___ DATA FOR REVIEW
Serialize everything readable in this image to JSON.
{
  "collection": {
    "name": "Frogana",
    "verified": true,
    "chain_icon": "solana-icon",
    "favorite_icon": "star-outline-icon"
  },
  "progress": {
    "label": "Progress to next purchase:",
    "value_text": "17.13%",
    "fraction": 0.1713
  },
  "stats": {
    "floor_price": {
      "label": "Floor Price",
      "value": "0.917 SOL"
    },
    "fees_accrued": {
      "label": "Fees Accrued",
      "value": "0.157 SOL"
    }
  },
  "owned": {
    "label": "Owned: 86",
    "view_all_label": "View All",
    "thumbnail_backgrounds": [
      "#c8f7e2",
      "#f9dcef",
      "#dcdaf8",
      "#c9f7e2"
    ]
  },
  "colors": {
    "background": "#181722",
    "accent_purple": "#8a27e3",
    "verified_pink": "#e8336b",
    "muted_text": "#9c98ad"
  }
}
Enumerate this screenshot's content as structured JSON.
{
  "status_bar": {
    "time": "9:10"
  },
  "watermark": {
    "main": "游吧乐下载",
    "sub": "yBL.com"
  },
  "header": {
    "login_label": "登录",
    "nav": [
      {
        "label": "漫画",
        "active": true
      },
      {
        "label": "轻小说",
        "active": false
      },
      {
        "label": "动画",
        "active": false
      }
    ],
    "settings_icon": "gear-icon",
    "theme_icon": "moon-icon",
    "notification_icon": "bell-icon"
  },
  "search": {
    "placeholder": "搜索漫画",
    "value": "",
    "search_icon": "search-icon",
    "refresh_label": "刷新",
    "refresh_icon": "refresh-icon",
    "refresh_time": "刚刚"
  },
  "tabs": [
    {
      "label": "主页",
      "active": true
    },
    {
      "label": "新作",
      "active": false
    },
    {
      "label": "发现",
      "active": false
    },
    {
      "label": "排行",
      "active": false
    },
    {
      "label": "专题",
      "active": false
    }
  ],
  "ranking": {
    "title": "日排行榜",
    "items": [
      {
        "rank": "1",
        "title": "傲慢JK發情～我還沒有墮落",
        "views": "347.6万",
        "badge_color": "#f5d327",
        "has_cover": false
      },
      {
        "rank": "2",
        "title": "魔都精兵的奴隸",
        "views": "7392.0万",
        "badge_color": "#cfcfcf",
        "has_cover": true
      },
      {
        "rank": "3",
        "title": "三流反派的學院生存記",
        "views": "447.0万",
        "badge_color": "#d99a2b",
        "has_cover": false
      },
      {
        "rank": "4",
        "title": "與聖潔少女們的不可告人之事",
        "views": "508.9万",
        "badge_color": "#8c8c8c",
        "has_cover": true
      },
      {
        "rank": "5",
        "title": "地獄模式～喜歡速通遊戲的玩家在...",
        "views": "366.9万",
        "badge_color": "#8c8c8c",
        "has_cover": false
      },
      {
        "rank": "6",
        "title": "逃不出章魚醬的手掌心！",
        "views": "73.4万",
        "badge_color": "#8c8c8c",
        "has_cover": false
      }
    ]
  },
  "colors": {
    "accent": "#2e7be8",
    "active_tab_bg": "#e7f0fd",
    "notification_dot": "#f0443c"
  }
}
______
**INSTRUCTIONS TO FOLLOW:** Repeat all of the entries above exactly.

**RESPONSE TO THIS EXERCISE:**
Serialize everything readable in this image to JSON.
{
  "collection": {
    "name": "Frogana",
    "verified": true,
    "chain_icon": "solana-icon",
    "favorite_icon": "star-outline-icon"
  },
  "progress": {
    "label": "Progress to next purchase:",
    "value_text": "17.13%",
    "fraction": 0.1713
  },
  "stats": {
    "floor_price": {
      "label": "Floor Price",
      "value": "0.917 SOL"
    },
    "fees_accrued": {
      "label": "Fees Accrued",
      "value": "0.157 SOL"
    }
  },
  "owned": {
    "label": "Owned: 86",
    "view_all_label": "View All",
    "thumbnail_backgrounds": [
      "#c8f7e2",
      "#f9dcef",
      "#dcdaf8",
      "#c9f7e2"
    ]
  },
  "colors": {
    "background": "#181722",
    "accent_purple": "#8a27e3",
    "verified_pink": "#e8336b",
    "muted_text": "#9c98ad"
  }
}
Enumerate this screenshot's content as structured JSON.
{
  "status_bar": {
    "time": "9:10"
  },
  "watermark": {
    "main": "游吧乐下载",
    "sub": "yBL.com"
  },
  "header": {
    "login_label": "登录",
    "nav": [
      {
        "label": "漫画",
        "active": true
      },
      {
        "label": "轻小说",
        "active": false
      },
      {
        "label": "动画",
        "active": false
      }
    ],
    "settings_icon": "gear-icon",
    "theme_icon": "moon-icon",
    "notification_icon": "bell-icon"
  },
  "search": {
    "placeholder": "搜索漫画",
    "value": "",
    "search_icon": "search-icon",
    "refresh_label": "刷新",
    "refresh_icon": "refresh-icon",
    "refresh_time": "刚刚"
  },
  "tabs": [
    {
      "label": "主页",
      "active": true
    },
    {
      "label": "新作",
      "active": false
    },
    {
      "label": "发现",
      "active": false
    },
    {
      "label": "排行",
      "active": false
    },
    {
      "label": "专题",
      "active": false
    }
  ],
  "ranking": {
    "title": "日排行榜",
    "items": [
      {
        "rank": "1",
        "title": "傲慢JK發情～我還沒有墮落",
        "views": "347.6万",
        "badge_color": "#f5d327",
        "has_cover": false
      },
      {
        "rank": "2",
        "title": "魔都精兵的奴隸",
        "views": "7392.0万",
        "badge_color": "#cfcfcf",
        "has_cover": true
      },
      {
        "rank": "3",
        "title": "三流反派的學院生存記",
        "views": "447.0万",
        "badge_color": "#d99a2b",
        "has_cover": false
      },
      {
        "rank": "4",
        "title": "與聖潔少女們的不可告人之事",
        "views": "508.9万",
        "badge_color": "#8c8c8c",
        "has_cover": true
      },
      {
        "rank": "5",
        "title": "地獄模式～喜歡速通遊戲的玩家在...",
        "views": "366.9万",
        "badge_color": "#8c8c8c",
        "has_cover": false
      },
      {
        "rank": "6",
        "title": "逃不出章魚醬的手掌心！",
        "views": "73.4万",
        "badge_color": "#8c8c8c",
        "has_cover": false
      }
    ]
  },
  "colors": {
    "accent": "#2e7be8",
    "active_tab_bg": "#e7f0fd",
    "notification_dot": "#f0443c"
  }
}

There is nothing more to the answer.